New York's captain and third baseman was out of the starting lineup for the third straight day Monday because of his neck. He was given anti-inflammatory medicine over the weekend.

Now 33, Wright was on the disabled list from April 15 to Aug. 24 last year when he strained his right hamstring and then developed spinal stenosis. He has a lengthy physical therapy routine he must go through before each game.

Wright homered in three straight games last week before getting hurt. He is batting .226 with seven homers, 14 RBIs and 55 strikeouts in 137 at-bats.

White Sox: Shuck called up with Jackson injured
NEW YORK -- With Austin Jackson bothered by turf toe, the Chicago White Sox recalled outfielder J.B. Shuck from Charlotte and optioned right-hander Tommy Kahnle to the Triple-A farm team.

Jackson left Sunday's game in the eighth inning because of his left foot.

White Sox manager Robin Ventura said before Monday's series opener against the New York Mets that he doesn't think Jackson's injury at this point merits a move to the disabled list. He adds that the team does not "necessarily want to lose him for two weeks right away."

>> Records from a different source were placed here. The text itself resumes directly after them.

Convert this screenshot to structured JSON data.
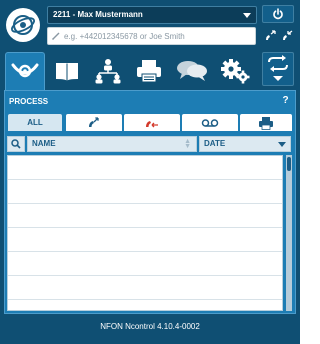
{
  "header": {
    "user": "2211 - Max Mustermann",
    "dial_placeholder": "e.g. +442012345678 or Joe Smith"
  },
  "tabs": [
    {
      "name": "process",
      "icon": "horn-icon"
    },
    {
      "name": "phonebook",
      "icon": "book-icon"
    },
    {
      "name": "organization",
      "icon": "org-chart-icon"
    },
    {
      "name": "fax",
      "icon": "fax-icon"
    },
    {
      "name": "chat",
      "icon": "chat-icon"
    },
    {
      "name": "settings",
      "icon": "gears-icon"
    }
  ],
  "panel": {
    "title": "PROCESS",
    "help": "?",
    "filters": [
      {
        "label": "ALL",
        "icon": ""
      },
      {
        "label": "",
        "icon": "outgoing-call-icon"
      },
      {
        "label": "",
        "icon": "missed-call-icon"
      },
      {
        "label": "",
        "icon": "voicemail-icon"
      },
      {
        "label": "",
        "icon": "fax-icon"
      }
    ],
    "columns": {
      "name": "NAME",
      "date": "DATE"
    },
    "rows": 7
  },
  "footer": {
    "version": "NFON Ncontrol 4.10.4-0002"
  },
  "colors": {
    "background": "#0f4f73",
    "panel": "#1d7db4",
    "header_strip": "#dce9f1",
    "missed_call": "#d33a2c",
    "accent_text": "#1c5d86"
  }
}
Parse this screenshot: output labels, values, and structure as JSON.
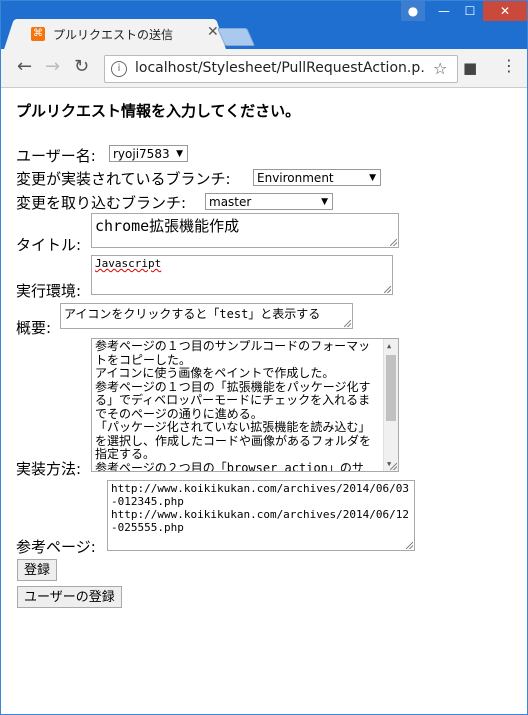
{
  "window": {
    "tab_title": "プルリクエストの送信",
    "url": "localhost/Stylesheet/PullRequestAction.p…",
    "icons": [
      "xampp-icon",
      "close-icon",
      "user-icon",
      "minimize-icon",
      "maximize-icon",
      "close-window-icon",
      "back-icon",
      "forward-icon",
      "reload-icon",
      "info-icon",
      "star-icon",
      "camera-icon",
      "menu-icon"
    ]
  },
  "page": {
    "heading": "プルリクエスト情報を入力してください。",
    "username_label": "ユーザー名:",
    "username_value": "ryoji7583",
    "branch_label": "変更が実装されているブランチ:",
    "branch_value": "Environment",
    "target_label": "変更を取り込むブランチ:",
    "target_value": "master",
    "title_label": "タイトル:",
    "title_value": "chrome拡張機能作成",
    "env_label": "実行環境:",
    "env_value": "Javascript",
    "summary_label": "概要:",
    "summary_value": "アイコンをクリックすると「test」と表示する",
    "impl_label": "実装方法:",
    "impl_value": "参考ページの１つ目のサンプルコードのフォーマットをコピーした。\nアイコンに使う画像をペイントで作成した。\n参考ページの１つ目の「拡張機能をパッケージ化する」でディベロッパーモードにチェックを入れるまでそのページの通りに進める。\n「パッケージ化されていない拡張機能を読み込む」を選択し、作成したコードや画像があるフォルダを指定する。\n参考ページの２つ目の「browser_action」のサ",
    "ref_label": "参考ページ:",
    "ref_value": "http://www.koikikukan.com/archives/2014/06/03-012345.php\nhttp://www.koikikukan.com/archives/2014/06/12-025555.php",
    "register_button": "登録",
    "register_user_button": "ユーザーの登録"
  }
}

Shuck was batting fifth and playing center field Monday. He was 0 for 9 with the White Sox before he was sent down April 18 when Chicago needed to add a pitcher. He is hitting .299 at Charlotte with two homers and 17 RBIs.

Kahnle is 0-1 with a 2.70 ERA in four games over three stints with Chicago this season.